“Good Job, Sean.”

Writing is hard. And lonely. The business part involves networking and socializing, usually with great people. But the great bulk of the time is spent at my desk, by myself, working to get characters onto the page as fully-formed and three-dimensional as they live in my head. That ain’t easy. And when it’s not going perfectly, what is easy is being self-critical.
“That sucks. You’re going to have to cut all of that. Good job, dipstick.”
But I don’t say “stick.” And that’s not helping anyone, not the characters, not the reader, especially not me. So…
“Good job, Sean.”
Sean is a friend of mine who also works at home. Tech stuff, so a different endeavor, but he’s still the only one in his office, his own supervisor and his own direct-report. I suspect that everyone who works alone talks to him or herself. I do. Sean does. Sean’s just nicer.

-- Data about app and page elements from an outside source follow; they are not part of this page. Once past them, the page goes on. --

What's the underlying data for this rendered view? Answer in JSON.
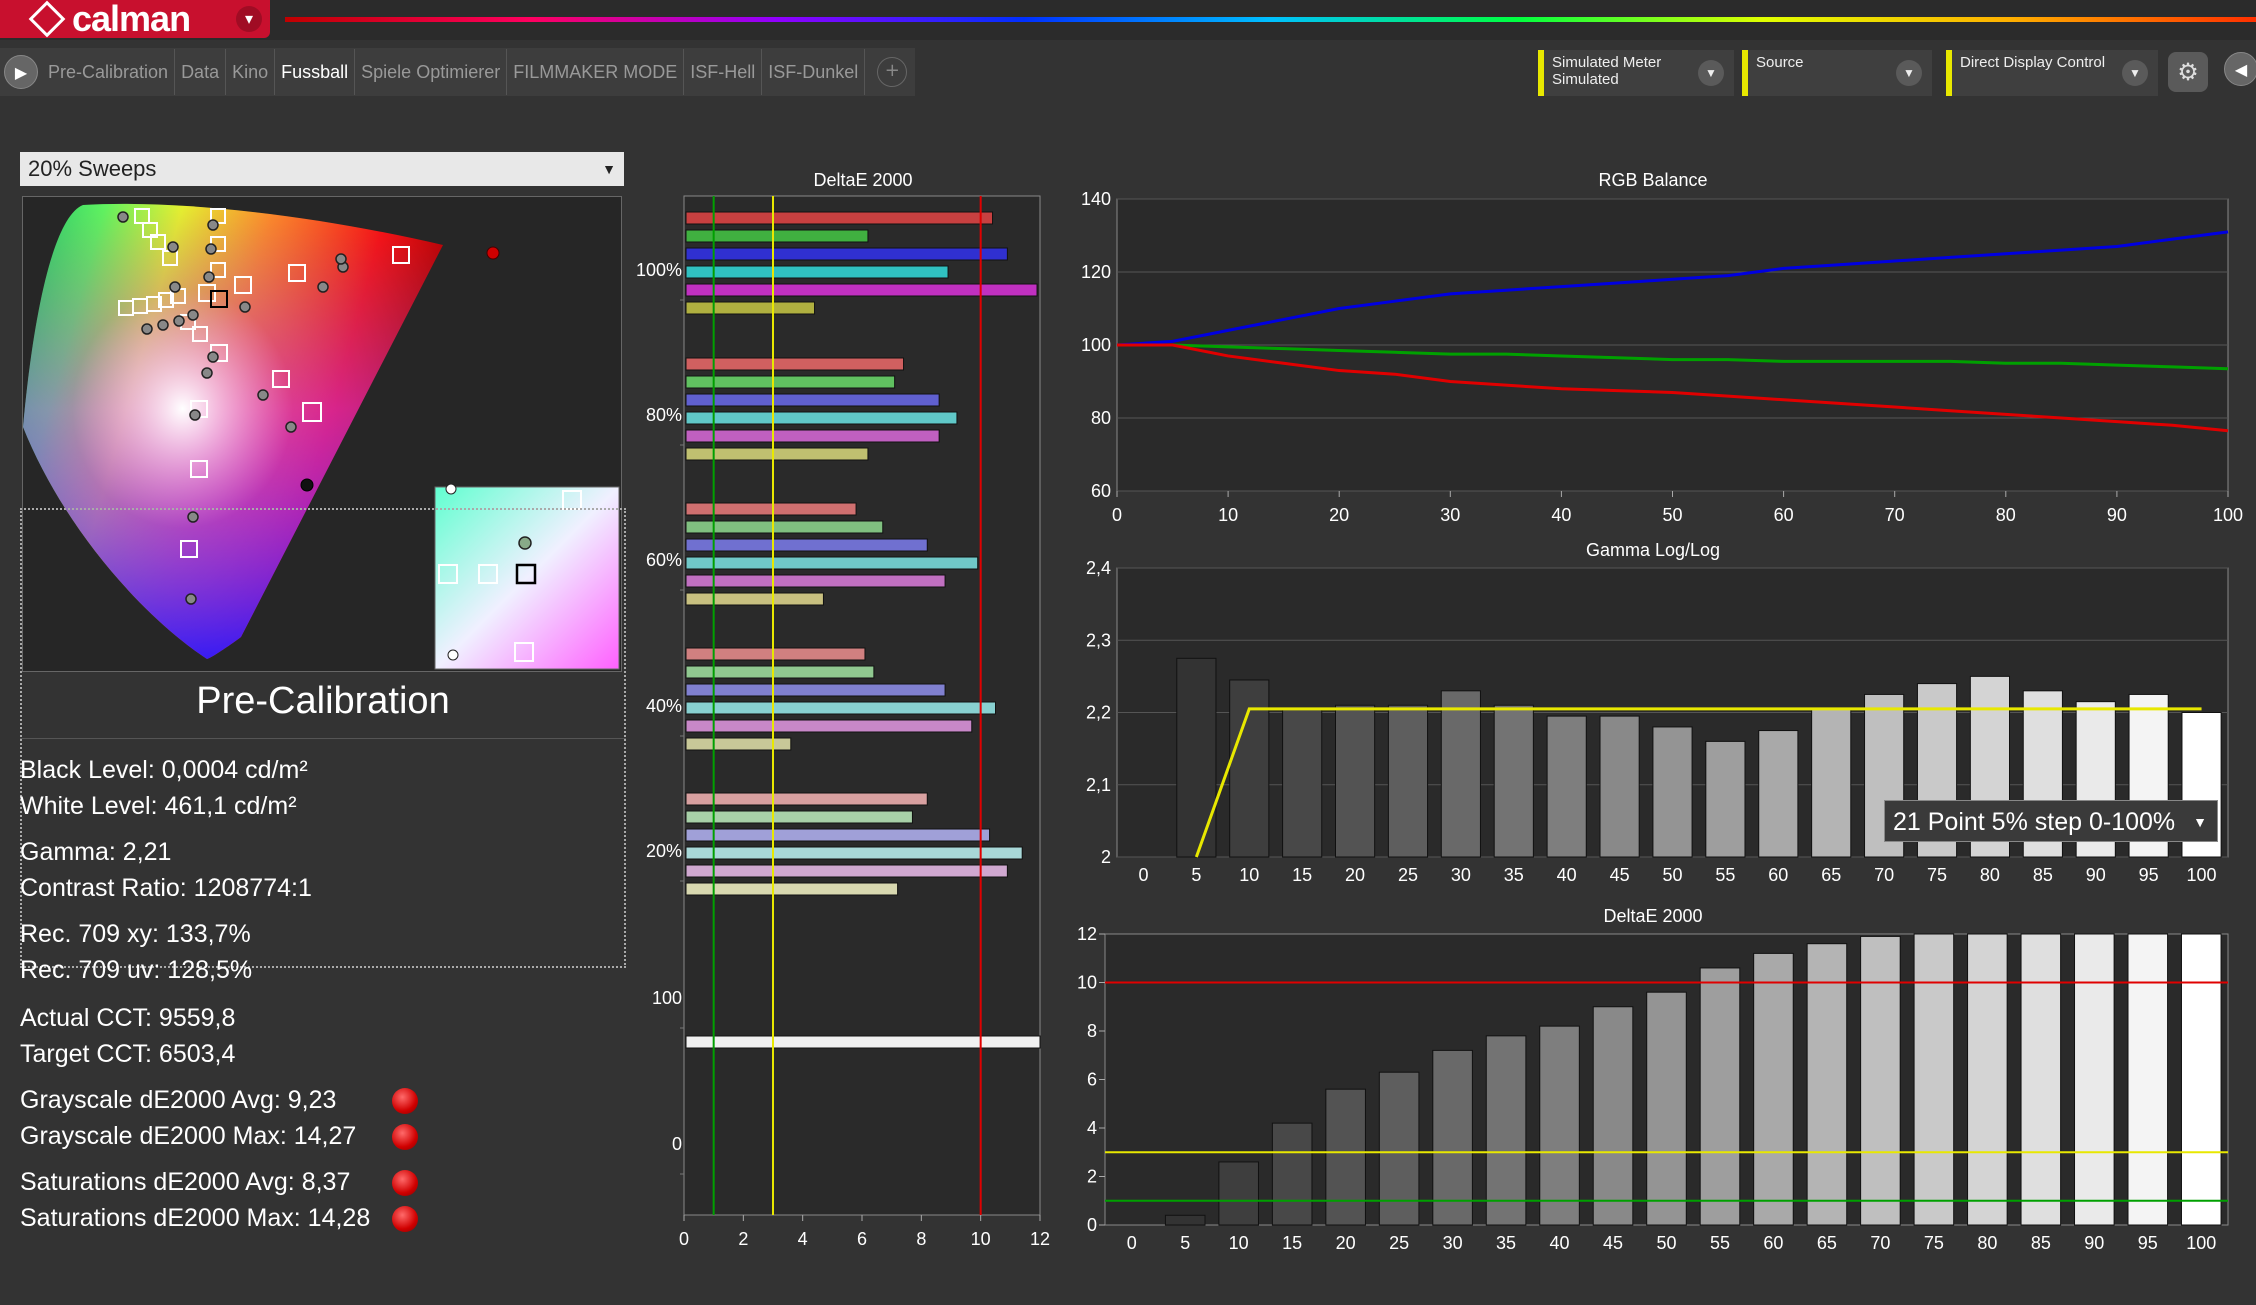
{
  "app": {
    "name": "calman"
  },
  "tabs": [
    "Pre-Calibration",
    "Data",
    "Kino",
    "Fussball",
    "Spiele Optimierer",
    "FILMMAKER MODE",
    "ISF-Hell",
    "ISF-Dunkel"
  ],
  "active_tab": "Fussball",
  "devices": {
    "meter_l1": "Simulated Meter",
    "meter_l2": "Simulated",
    "source": "Source",
    "display": "Direct Display Control"
  },
  "left": {
    "sweep_select": "20% Sweeps",
    "title": "Pre-Calibration",
    "stats": [
      "Black Level: 0,0004 cd/m²",
      "White Level: 461,1 cd/m²",
      "Gamma: 2,21",
      "Contrast Ratio: 1208774:1",
      "Rec. 709 xy: 133,7%",
      "Rec. 709 uv: 128,5%",
      "Actual CCT: 9559,8",
      "Target CCT: 6503,4",
      "Grayscale dE2000 Avg: 9,23",
      "Grayscale dE2000 Max: 14,27",
      "Saturations dE2000 Avg: 8,37",
      "Saturations dE2000 Max: 14,28"
    ]
  },
  "gamma_combo": "21 Point 5% step 0-100%",
  "colors": {
    "red": "#e00000",
    "green": "#00a000",
    "blue": "#0000e0",
    "yellow": "#e8e800",
    "accent": "#c8102e"
  },
  "chart_data": [
    {
      "type": "bar",
      "title": "DeltaE 2000",
      "orientation": "horizontal",
      "xlim": [
        0,
        12
      ],
      "x_ticks": [
        "0",
        "2",
        "4",
        "6",
        "8",
        "10",
        "12"
      ],
      "y_labels": [
        "100%",
        "80%",
        "60%",
        "40%",
        "20%",
        "100",
        "0"
      ],
      "reference_lines": [
        {
          "x": 1,
          "color": "green"
        },
        {
          "x": 3,
          "color": "yellow"
        },
        {
          "x": 10,
          "color": "red"
        }
      ],
      "groups": [
        {
          "label": "100%",
          "values": [
            10.4,
            6.2,
            10.9,
            8.9,
            11.9,
            4.4
          ]
        },
        {
          "label": "80%",
          "values": [
            7.4,
            7.1,
            8.6,
            9.2,
            8.6,
            6.2
          ]
        },
        {
          "label": "60%",
          "values": [
            5.8,
            6.7,
            8.2,
            9.9,
            8.8,
            4.7
          ]
        },
        {
          "label": "40%",
          "values": [
            6.1,
            6.4,
            8.8,
            10.5,
            9.7,
            3.6
          ]
        },
        {
          "label": "20%",
          "values": [
            8.2,
            7.7,
            10.3,
            11.4,
            10.9,
            7.2
          ]
        },
        {
          "label": "white",
          "values": [
            12.0
          ]
        }
      ]
    },
    {
      "type": "line",
      "title": "RGB Balance",
      "xlim": [
        0,
        100
      ],
      "ylim": [
        60,
        140
      ],
      "x_ticks": [
        "0",
        "10",
        "20",
        "30",
        "40",
        "50",
        "60",
        "70",
        "80",
        "90",
        "100"
      ],
      "y_ticks": [
        "140",
        "120",
        "100",
        "80",
        "60"
      ],
      "x": [
        0,
        5,
        10,
        15,
        20,
        25,
        30,
        35,
        40,
        45,
        50,
        55,
        60,
        65,
        70,
        75,
        80,
        85,
        90,
        95,
        100
      ],
      "series": [
        {
          "color": "blue",
          "values": [
            100,
            101,
            104,
            107,
            110,
            112,
            114,
            115,
            116,
            117,
            118,
            119,
            121,
            122,
            123,
            124,
            125,
            126,
            127,
            129,
            131
          ]
        },
        {
          "color": "green",
          "values": [
            100,
            100,
            99.5,
            99,
            98.5,
            98,
            97.5,
            97.5,
            97,
            96.5,
            96,
            96,
            95.5,
            95.5,
            95.5,
            95.5,
            95,
            95,
            94.5,
            94,
            93.5
          ]
        },
        {
          "color": "red",
          "values": [
            100,
            100,
            97,
            95,
            93,
            92,
            90,
            89,
            88,
            87.5,
            87,
            86,
            85,
            84,
            83,
            82,
            81,
            80,
            79,
            78,
            76.5
          ]
        }
      ]
    },
    {
      "type": "bar",
      "title": "Gamma Log/Log",
      "ylim": [
        2.0,
        2.4
      ],
      "y_ticks": [
        "2,4",
        "2,3",
        "2,2",
        "2,1",
        "2"
      ],
      "categories": [
        "0",
        "5",
        "10",
        "15",
        "20",
        "25",
        "30",
        "35",
        "40",
        "45",
        "50",
        "55",
        "60",
        "65",
        "70",
        "75",
        "80",
        "85",
        "90",
        "95",
        "100"
      ],
      "values": [
        null,
        2.275,
        2.245,
        2.205,
        2.21,
        2.21,
        2.23,
        2.21,
        2.195,
        2.195,
        2.18,
        2.16,
        2.175,
        2.205,
        2.225,
        2.24,
        2.25,
        2.23,
        2.215,
        2.225,
        2.2
      ],
      "target": {
        "color": "yellow",
        "values": [
          null,
          2.0,
          2.205,
          2.205,
          2.205,
          2.205,
          2.205,
          2.205,
          2.205,
          2.205,
          2.205,
          2.205,
          2.205,
          2.205,
          2.205,
          2.205,
          2.205,
          2.205,
          2.205,
          2.205,
          2.205
        ]
      }
    },
    {
      "type": "bar",
      "title": "DeltaE 2000",
      "ylim": [
        0,
        12
      ],
      "y_ticks": [
        "12",
        "10",
        "8",
        "6",
        "4",
        "2",
        "0"
      ],
      "categories": [
        "0",
        "5",
        "10",
        "15",
        "20",
        "25",
        "30",
        "35",
        "40",
        "45",
        "50",
        "55",
        "60",
        "65",
        "70",
        "75",
        "80",
        "85",
        "90",
        "95",
        "100"
      ],
      "values": [
        0,
        0.4,
        2.6,
        4.2,
        5.6,
        6.3,
        7.2,
        7.8,
        8.2,
        9.0,
        9.6,
        10.6,
        11.2,
        11.6,
        11.9,
        12,
        12,
        12,
        12,
        12,
        12
      ],
      "reference_lines": [
        {
          "y": 10,
          "color": "red"
        },
        {
          "y": 3,
          "color": "yellow"
        },
        {
          "y": 1,
          "color": "green"
        }
      ]
    }
  ]
}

“Good job, Sean.”
When he finishes something on time, when he gets something right, at the end of the day. Whenever.
“Good job, Sean.”
And lately I’ve been taking this to heart, trying to be nicer to myself, to be more encouraging. Now, even when things aren’t going swimmingly, I acknowledge the process, allow for later improvements, celebrate the endeavor itself. I’ve adopted the refrain.
I tell myself, “Good job, Sean.”